The spirit of Halloween is among us. What’s one of the top fears my generation has, you ask? Ghosts. And I’m not talking about the spirits, but the people who magically vanish after leading someone on. On that same note of Halloween, where’s the place some people do not wish to be? Not the Twilight Zone, but the friend-zone *dun dun dun!* Yes, the overly dramatic friend-zone, where people think their hopes and dreams of being with someone are killed because the other person wants the relationship to be platonic. But actually, the scariest part of all may be telling someone that you just want to be friends.
The “let’s just be friends” conversation is one that no one wants to have, but it’s actually one of the most important. Don’t be that asshole who invests a lot of their own time, and allows the other person to do the same, only to fail to communicate when you feel the dynamic needs to change. It’s 2018, we’re expressing our feelings now.
If a relationship no longer serves its purpose, it may be time to let go. Of course, this isn’t going to be easy for you—it will be painful. But with time you’ll be glad you didn’t drag it on any longer.
There are many relationship situations in which this sometimes uncomfortable conversation may occur, but due to the fact that I am not a relationship expert, I want to focus on a situation with which I am most familiar. This is all assuming that the friendship or relationship is with someone who is not manipulative, abusive, or in any way a harm to you. If any of those circumstances are true for you, please reach out to your family and friends for support and guidance.
Much to my dismay, I had to confront someone whom I had feelings for on and off for some time. Every time we spoke, my mind told me that I should be having “the conversation,” but for some reason, I held on. Let’s call this boy Sebastian. (I’m only choosing that name because this is one of the days where I have “Bye, Bye Li'l Sebastian” from Parks and Rec stuck in my head.) The manner of my relationship with Sebastian, according to every single person in my life who knew about it, was quite odd. We liked each other but just never acted on these feelings. There were repetitive conversations, but neither of us made any effort to see each other or invite one another out with our friends. So finally I made a move, and it definitely wasn’t the move he was hoping for. It was the move that both of us needed but neither of us would act on. Throughout the duration of the conversation, I felt like I would puke, but I survived! Creating movement in a very stagnant relationship seemed to immediately relieve a lot of the heaviness I had felt in my body.
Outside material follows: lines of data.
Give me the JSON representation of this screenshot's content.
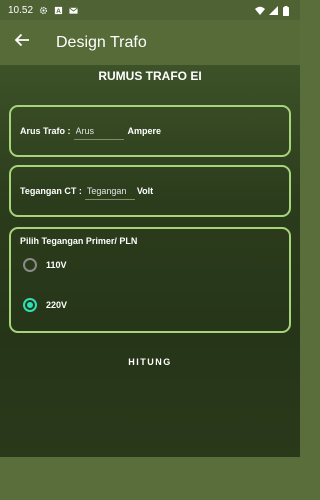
{
  "status_bar": {
    "time": "10.52",
    "icons": [
      "settings-icon",
      "sim-icon",
      "mail-icon",
      "wifi-icon",
      "signal-icon",
      "battery-icon"
    ]
  },
  "app_bar": {
    "title": "Design Trafo",
    "back_icon": "arrow-left-icon"
  },
  "heading": "RUMUS TRAFO EI",
  "arus_card": {
    "label": "Arus Trafo :",
    "placeholder": "Arus",
    "value": "",
    "unit": "Ampere"
  },
  "tegangan_card": {
    "label": "Tegangan CT :",
    "placeholder": "Tegangan",
    "value": "",
    "unit": "Volt"
  },
  "primer_card": {
    "title": "Pilih Tegangan Primer/ PLN",
    "options": [
      {
        "label": "110V",
        "checked": false
      },
      {
        "label": "220V",
        "checked": true
      }
    ]
  },
  "hitung_label": "HITUNG",
  "colors": {
    "app_bar": "#566b37",
    "card_border": "#a7d37a",
    "radio_accent": "#2ee0b4"
  }
}
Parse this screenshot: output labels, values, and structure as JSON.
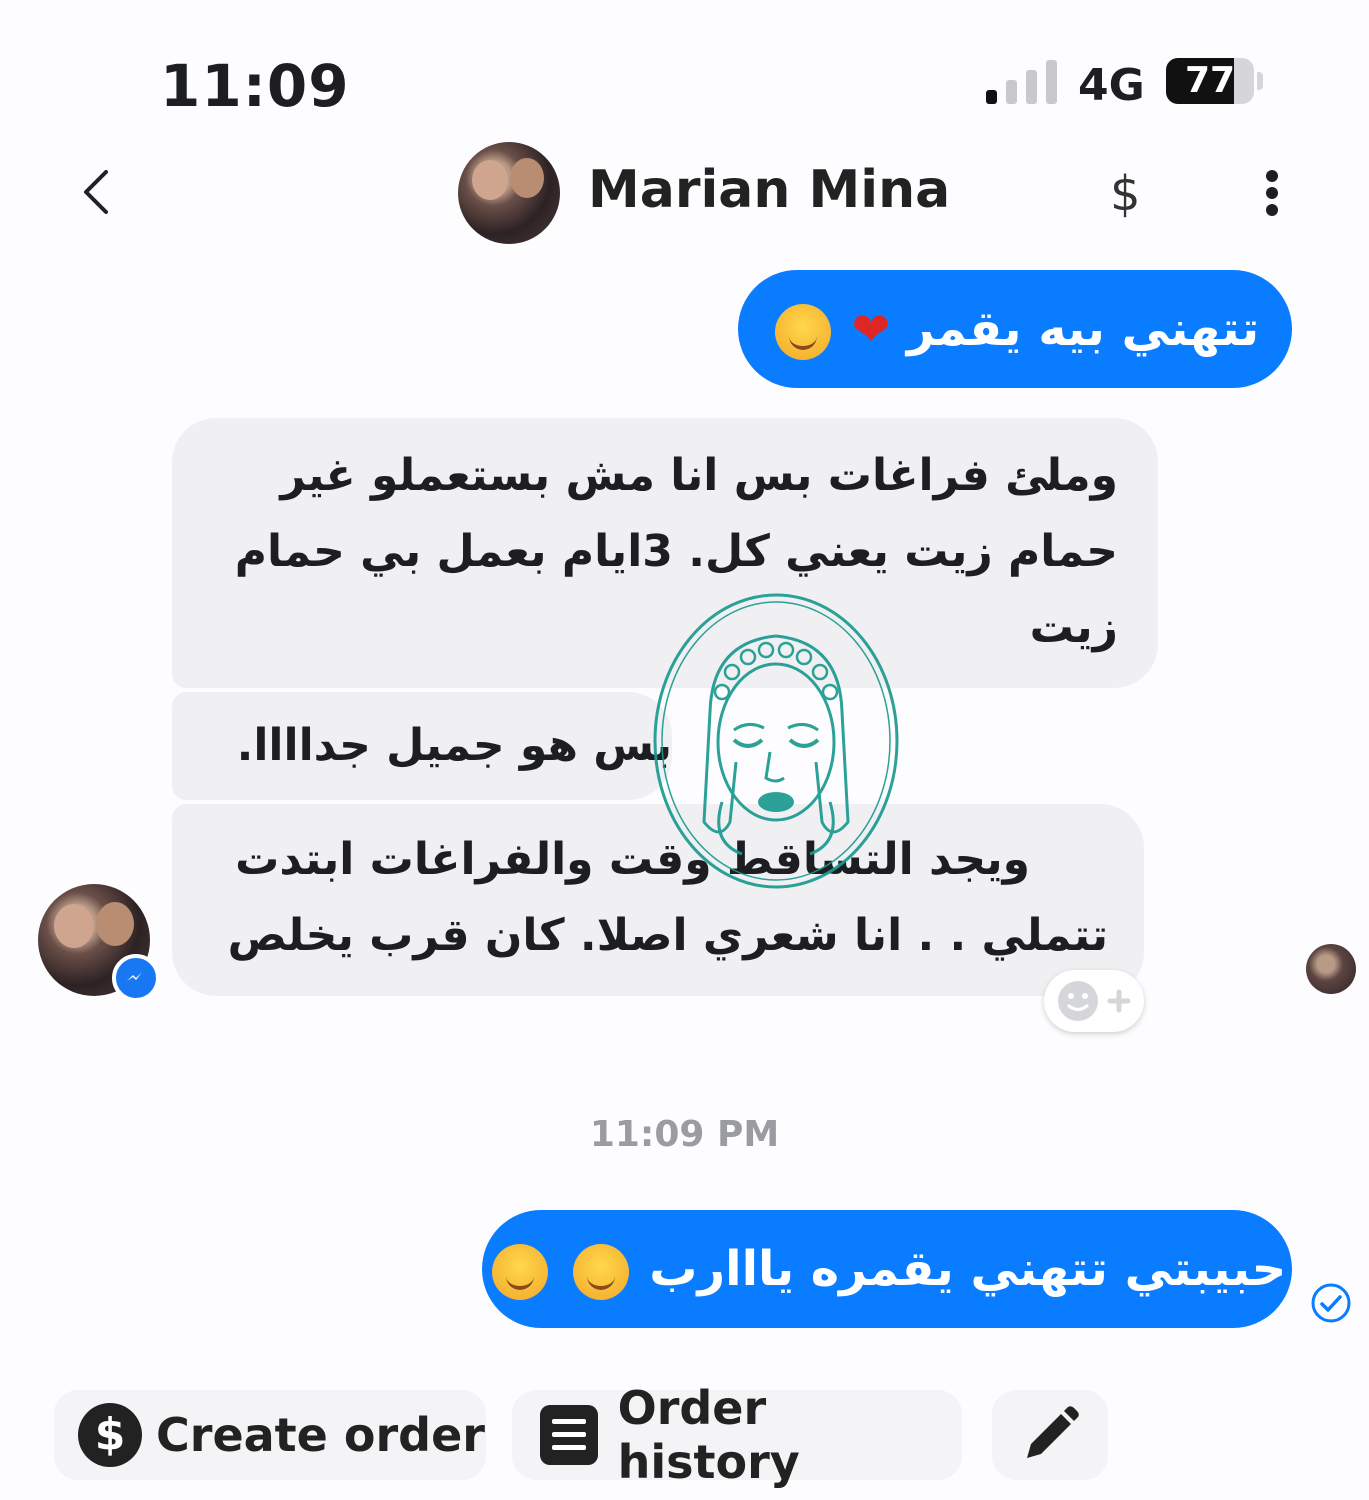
{
  "status_bar": {
    "time": "11:09",
    "network": "4G",
    "battery": "77",
    "battery_level": 0.77
  },
  "header": {
    "contact_name": "Marian Mina",
    "dollar_symbol": "$"
  },
  "messages": [
    {
      "direction": "out",
      "text": "تتهني بيه يقمر"
    },
    {
      "direction": "in",
      "lines": [
        "وملئ فراغات بس انا مش بستعملو غير",
        "حمام زيت يعني كل. 3ايام بعمل بي  حمام",
        "زيت"
      ]
    },
    {
      "direction": "in",
      "lines": [
        "بس هو جميل جداااا."
      ]
    },
    {
      "direction": "in",
      "lines": [
        "ويجد التساقط وقت والفراغات ابتدت",
        "تتملي . . انا شعري اصلا. كان قرب يخلص"
      ]
    },
    {
      "direction": "out",
      "text": "حبيبتي تتهني يقمره يااارب"
    }
  ],
  "timestamp": "11:09 PM",
  "actions": {
    "create_order": "Create order",
    "order_history": "Order history"
  },
  "colors": {
    "outgoing_bubble": "#0a7cff",
    "incoming_bubble": "#f0f0f2",
    "watermark": "#1a9a90"
  },
  "icons": [
    "back-chevron-icon",
    "dollar-icon",
    "more-vertical-icon",
    "messenger-icon",
    "add-reaction-icon",
    "sent-check-icon",
    "document-list-icon",
    "pencil-icon"
  ]
}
I valued all of the conversations and the time I did share with Sebastian, but I just knew that deep down both of us had outgrown whatever this was and neither of us would own up to it. When I expressed my emotions to him, he understood where I was coming from and was in agreement. This conclusion did not mean that we weren’t a little upset about it being over, but rather that we both cared enough about each other to let the idea of us go.
Taking control of a situation that I kept hidden within me for awhile felt so liberating. Guess what? You can have that feeling too! You can tell your own Sebastian that you think the relationship would be healthier in a platonic way, and if they react negatively, then that’s only another sign that they should not be in your life.
Holding that space in my life for someone who I was not entirely sure about kept me too comfortable. Freeing up the area that Sebastian held has given me the push to explore my feelings in new and old relationships. One thing that does help me is that I continuously work on not getting stuck on expectations. The beauty (and kind of the fear) of it all is that we can never know how long someone is meant to be in our lives. It’s tough but worth it for me to remain present and appreciate every person for what they teach me.
If you’re postponing this conversation, stop torturing yourself. There is never the perfect time to say it, but unlike that presentation that’s due tomorrow, this is something you can’t procrastinate. Your time, as well as that of the other person, is valuable. I beg of you to not be comfortable wasting your (or the other person’s) time, because it can only lead to more hurt emotions and a strain on the friendship.
Some of you may still like the other person, but you know that you’re not at a place in your life where you think a relationship may be healthy. That’s totally okay. There’s something strong in acknowledging that you can’t be the best version of yourself in a relationship at this time. While we can’t control the future, we can control how we communicate in all of our relationships.
Lastly, keep in mind that your feelings are valid and you don’t need to stay in this relationship out of fear of upsetting the other person. It’s okay to know that something or someone isn’t right for you. The right people will understand, even if it takes a little time.
When both parties want the best for each other, everyone should feel safe expressing their emotions. Some people just aren’t meant to be in a relationship together, and that’s okay. Someone who is worth being in your life isn’t going to be upset or even think about the notion of the “friend-zone,” as they’re happy to just remain in your life.
It can be scary AF to confront someone, but the adrenaline rush you get after vocalizing what you desire is so, so powerful. Own your feelings, and congratulate yourself on taking a step towards what you want in your life.
Annie Walton Doyle